Nonmelanoma skin cancers that do not spread are almost always treatable when detected early. So take note if any unusual spots or moles appear and visit your physician if any persist.

When surgery is required, doctors may employ radiation therapy, chemotherapy or photodynamic therapy to kill cancer cells. A flap or skin graft might be used to close any wounds caused by surgery.

Basal cell carcinoma

BCC (Basilar Cell Carcinoma) develops on sun-exposed areas such as the head and neck. It typically appears as a pearly white or pink bump on fair skin; on darker skin types it could appear brown or black, potentially bleeding or scabbing over before necessitating treatment depending on its size and location.

Basal cell carcinomas can often be successfully treated if detected early. Therefore, it’s essential that you regularly inspect your skin and report any changes or any suspicious patches to your physician immediately.

Surgery is often recommended as the first course of action against cancerous tumors, using a scalpel to cut away any diseased tissues from around it (called “safety margins”). For additional protection against cancer cells remaining undetected by standard procedures, another surgical approach called Mohs micrographic surgery, where layers are taken off one at a time may also be performed.

Medicines applied topically can also help treat basal cell carcinoma, including imiquimod and 5-fluorouracil creams that stimulate immune systems while inhibiting an enzyme involved in DNA synthesis called thymidylate synthase. They should be applied regularly over a period of weeks for maximum effectiveness.

Squamous cell carcinoma

Squamous cell carcinomas (SCCs) can often be effectively treated when they’re detected early and treated appropriately, while left untreated they could spread to nearby lymph nodes or organs and worsen quickly.

SCC typically occurs on sun-exposed skin areas such as the face, neck, arms and legs; however it can appear elsewhere such as ears, genitals and lips. It usually presents itself as an unhealed patch that raises, turns red or is scaly in appearance and does not heal over time. People exposed to frequent or extended UV radiation are particularly prone to SCC development while individuals with compromised immune systems, or an inherited disease such as xeroderma pigmentosum may also increase their chances.

Doctors usually treat skin cancer (SCC) via surgical excision, with removal of both the growth and some healthy surrounding tissue to minimize its chances of returning. A technique called Mohs surgery may be utilized for larger or complex tumors to ensure maximum skin preservation; radiotherapy and other forms of therapy may also be considered treatments options.

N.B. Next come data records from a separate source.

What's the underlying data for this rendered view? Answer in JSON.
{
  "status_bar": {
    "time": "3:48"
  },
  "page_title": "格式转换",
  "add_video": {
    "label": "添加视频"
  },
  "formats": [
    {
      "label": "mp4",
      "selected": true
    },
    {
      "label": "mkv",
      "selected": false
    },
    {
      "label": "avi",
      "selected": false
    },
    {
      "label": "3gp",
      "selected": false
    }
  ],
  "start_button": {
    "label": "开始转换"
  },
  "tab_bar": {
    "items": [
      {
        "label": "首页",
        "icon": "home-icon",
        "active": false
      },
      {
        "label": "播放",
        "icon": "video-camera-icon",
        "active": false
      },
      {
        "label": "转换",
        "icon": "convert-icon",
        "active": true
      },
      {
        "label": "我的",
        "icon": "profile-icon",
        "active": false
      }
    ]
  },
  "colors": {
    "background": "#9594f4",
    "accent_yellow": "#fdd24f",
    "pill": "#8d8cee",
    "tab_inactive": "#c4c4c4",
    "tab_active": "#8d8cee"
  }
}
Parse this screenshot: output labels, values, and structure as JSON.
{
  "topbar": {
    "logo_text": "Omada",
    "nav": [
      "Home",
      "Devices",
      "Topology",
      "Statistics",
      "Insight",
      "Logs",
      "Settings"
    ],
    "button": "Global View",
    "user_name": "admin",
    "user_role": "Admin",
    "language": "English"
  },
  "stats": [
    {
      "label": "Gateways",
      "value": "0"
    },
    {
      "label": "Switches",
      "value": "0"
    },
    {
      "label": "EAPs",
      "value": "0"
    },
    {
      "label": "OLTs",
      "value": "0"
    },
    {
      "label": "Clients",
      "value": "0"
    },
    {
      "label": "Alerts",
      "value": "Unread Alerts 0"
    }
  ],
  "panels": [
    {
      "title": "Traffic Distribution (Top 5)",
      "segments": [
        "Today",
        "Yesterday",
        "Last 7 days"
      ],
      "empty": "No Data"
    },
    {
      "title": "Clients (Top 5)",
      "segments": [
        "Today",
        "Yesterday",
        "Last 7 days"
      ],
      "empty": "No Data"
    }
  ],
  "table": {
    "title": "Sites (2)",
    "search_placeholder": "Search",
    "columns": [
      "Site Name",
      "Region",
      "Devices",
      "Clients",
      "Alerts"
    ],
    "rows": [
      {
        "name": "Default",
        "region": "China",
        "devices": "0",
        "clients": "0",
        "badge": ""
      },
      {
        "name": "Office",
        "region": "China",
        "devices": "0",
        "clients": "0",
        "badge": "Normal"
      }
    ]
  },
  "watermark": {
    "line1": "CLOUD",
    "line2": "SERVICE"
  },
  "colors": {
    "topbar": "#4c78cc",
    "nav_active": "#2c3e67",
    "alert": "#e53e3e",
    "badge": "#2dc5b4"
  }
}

Melanoma is a type of skin cancer caused when melanocytes develop mutations to their DNA that allow cells to divide faster than healthy ones and cause moles or freckles to change shape, size and color over time.

If melanoma is detected early enough, its chance for cure increases significantly. Doctors use a system known as TNM to classify each case of diagnosed melanoma according to thickness and spreadability.

Doctors use surgery and other forms of medical therapy to treat melanoma. Chemotherapy, immunotherapy or targeted therapies may also be employed to control and prevent further spread. Chemotherapy medications kill cancer cells and can either be given via injection or orally in tablet form – often in combinations such as Cisplatin (Muphoran), Lomustine (Gleostine) and Paclitaxel (Taxotere). Also available may be vinblastine or dacarbazine to address further spread.


Your doctor can usually treat BCC that has not spread by cutting it out with electrodessication and curettage (EDC), an outpatient surgery performed under general anesthesia. After numbing, your physician will use a spoon-shaped tool to scrape away tumor tissue while controlling any bleeding; they then kill any remaining cancer cells via electricity or needle; finally leaving behind only a small white scar as evidence of treatment.

In cases where BCC has spread or for those at greater risk, doctors may opt for Mohs surgery – an advanced technique in which layers of normal-looking skin surrounding the tumor are carefully removed while mapping each one for cancer cells before proceeding further.

Other treatments might include radiation therapy that uses X-rays to destroy cancer cells, or medicines designed to stop them from multiplying (immunotherapy). At City of Hope, our patients are just steps from labs where new therapies are developed daily – providing our patients with access to cutting-edge research directly geared toward providing them with care at home. Our truly bench-to-bedside approach ensures they will get care as soon as they need it.